Case in point: Thomas Straubhaar. Straubhaar is director of the Hamburg Institute of International Economics and before the euro crisis was an influential, outspoken proponent of neoclassical economic theories and policies. But recently, he has come to question those beliefs, a change of heart that made him subject to personal attacks by fellow neoclassical economists offended by his open criticism of the economic orthodoxy.
So there Straubhaar was on June 19 at the Mercator Project Centre in Berlin, a key figure at a Global Climate Forum workshop about the need for new economic thinking in Germany and Europe. Speaking in a public interview with Thomas Fricke, chief economist at the Financial Times Deutschland, Straubhaar said, “We need more than a single new paradigm.”
Straubhaar acknowledged that in hindsight the deregulation that has occurred since the Reagan years did not bring about an effective governing structure for the financial markets. Instead, for the most part market failures have been the rule, not the exception.
“We have learned that rules which we thought were good for the micro-level aren’t necessarily good in the aggregated macro-level,” Straubhaar said. This applies in particular to the financial sector, which had been hailed as the most free and efficient market by the orthodoxy.
“The crisis has revealed the existence of systemically relevant institutions”, Straubhaar said, and the effect and repercussions of their collapse was completely underestimated.
These repercussions have lead Straubhaar to question the economics discipline itself. He expressed the need to widen the range of methods and tools available to economists. To Straubhaar, economics has become monolithic, both in research and in university-level teaching.
Still, despite all of the criticism he has unleashed on the neoclassical approach, Straubhaar doesn’t see the need to abandon it. “I am still a neoclassical economist,” he said. Thus, he will continue working with the same premise that (perfect) markets are efficient and that the role of the state should be limited. He will, however, display more humility going forward.
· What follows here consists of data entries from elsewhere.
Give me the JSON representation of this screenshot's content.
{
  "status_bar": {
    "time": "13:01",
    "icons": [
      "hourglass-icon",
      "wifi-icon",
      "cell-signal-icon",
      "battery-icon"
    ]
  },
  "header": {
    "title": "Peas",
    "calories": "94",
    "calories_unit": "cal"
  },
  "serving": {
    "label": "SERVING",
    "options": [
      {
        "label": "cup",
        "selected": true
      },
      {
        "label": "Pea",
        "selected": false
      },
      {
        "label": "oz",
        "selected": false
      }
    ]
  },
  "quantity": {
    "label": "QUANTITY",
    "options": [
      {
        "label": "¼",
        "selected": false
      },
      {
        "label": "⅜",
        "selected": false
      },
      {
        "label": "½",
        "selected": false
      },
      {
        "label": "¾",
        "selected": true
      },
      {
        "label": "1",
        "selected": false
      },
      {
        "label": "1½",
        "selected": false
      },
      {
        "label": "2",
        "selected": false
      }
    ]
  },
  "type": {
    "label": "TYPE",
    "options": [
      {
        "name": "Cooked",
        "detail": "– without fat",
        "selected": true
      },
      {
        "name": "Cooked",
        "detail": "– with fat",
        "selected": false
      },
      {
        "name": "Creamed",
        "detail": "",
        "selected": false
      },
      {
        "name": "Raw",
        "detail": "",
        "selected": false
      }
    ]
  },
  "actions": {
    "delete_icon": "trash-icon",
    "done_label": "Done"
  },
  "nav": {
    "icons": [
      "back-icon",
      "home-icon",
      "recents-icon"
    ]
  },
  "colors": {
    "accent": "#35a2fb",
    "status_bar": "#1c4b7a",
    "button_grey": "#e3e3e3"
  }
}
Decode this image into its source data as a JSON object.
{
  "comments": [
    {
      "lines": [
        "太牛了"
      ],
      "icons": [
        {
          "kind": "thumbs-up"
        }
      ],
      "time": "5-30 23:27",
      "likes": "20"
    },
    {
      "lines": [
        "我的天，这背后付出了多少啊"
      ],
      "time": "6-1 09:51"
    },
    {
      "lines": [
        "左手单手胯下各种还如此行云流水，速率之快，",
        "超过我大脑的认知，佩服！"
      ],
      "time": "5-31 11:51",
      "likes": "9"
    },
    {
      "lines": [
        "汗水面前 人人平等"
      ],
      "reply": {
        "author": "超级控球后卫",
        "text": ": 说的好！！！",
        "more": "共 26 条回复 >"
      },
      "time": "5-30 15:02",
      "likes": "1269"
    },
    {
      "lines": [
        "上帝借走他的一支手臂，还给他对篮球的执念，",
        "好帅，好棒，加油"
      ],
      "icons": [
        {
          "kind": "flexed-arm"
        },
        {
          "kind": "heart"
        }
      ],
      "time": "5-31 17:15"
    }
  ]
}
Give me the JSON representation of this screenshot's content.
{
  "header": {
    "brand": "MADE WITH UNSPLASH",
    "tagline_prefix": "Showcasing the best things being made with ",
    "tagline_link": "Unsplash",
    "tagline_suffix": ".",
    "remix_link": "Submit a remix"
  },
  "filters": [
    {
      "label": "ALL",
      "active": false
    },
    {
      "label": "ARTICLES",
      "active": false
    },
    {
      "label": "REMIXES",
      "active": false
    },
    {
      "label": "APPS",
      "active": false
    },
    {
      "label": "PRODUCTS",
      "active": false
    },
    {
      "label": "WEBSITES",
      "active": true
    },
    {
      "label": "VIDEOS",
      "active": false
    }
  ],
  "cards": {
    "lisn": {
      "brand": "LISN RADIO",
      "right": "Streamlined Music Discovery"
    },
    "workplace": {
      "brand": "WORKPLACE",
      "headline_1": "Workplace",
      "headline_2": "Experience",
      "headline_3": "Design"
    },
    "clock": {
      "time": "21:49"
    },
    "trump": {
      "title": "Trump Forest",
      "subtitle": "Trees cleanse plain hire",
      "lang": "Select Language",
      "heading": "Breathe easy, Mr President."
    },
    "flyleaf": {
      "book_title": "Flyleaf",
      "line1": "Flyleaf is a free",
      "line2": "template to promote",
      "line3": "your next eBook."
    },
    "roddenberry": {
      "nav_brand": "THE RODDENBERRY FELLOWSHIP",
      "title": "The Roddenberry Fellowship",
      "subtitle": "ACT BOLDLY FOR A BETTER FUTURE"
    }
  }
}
And with regard to the euro crisis, Straubhaar admits that he supports Angela Merkel’s strategy of “muddling through.” In economic theory, oftentimes the corner solutions (such as euro bonds) are not efficient. So to Straubhaar, a step-by-step evaluation of all available options seems a viable strategy.
Is this a step in the right direction for Germany, Europe, and the world? Time will tell. But Straubhaar should be applauded for his courage in being willing to challenge the status quo.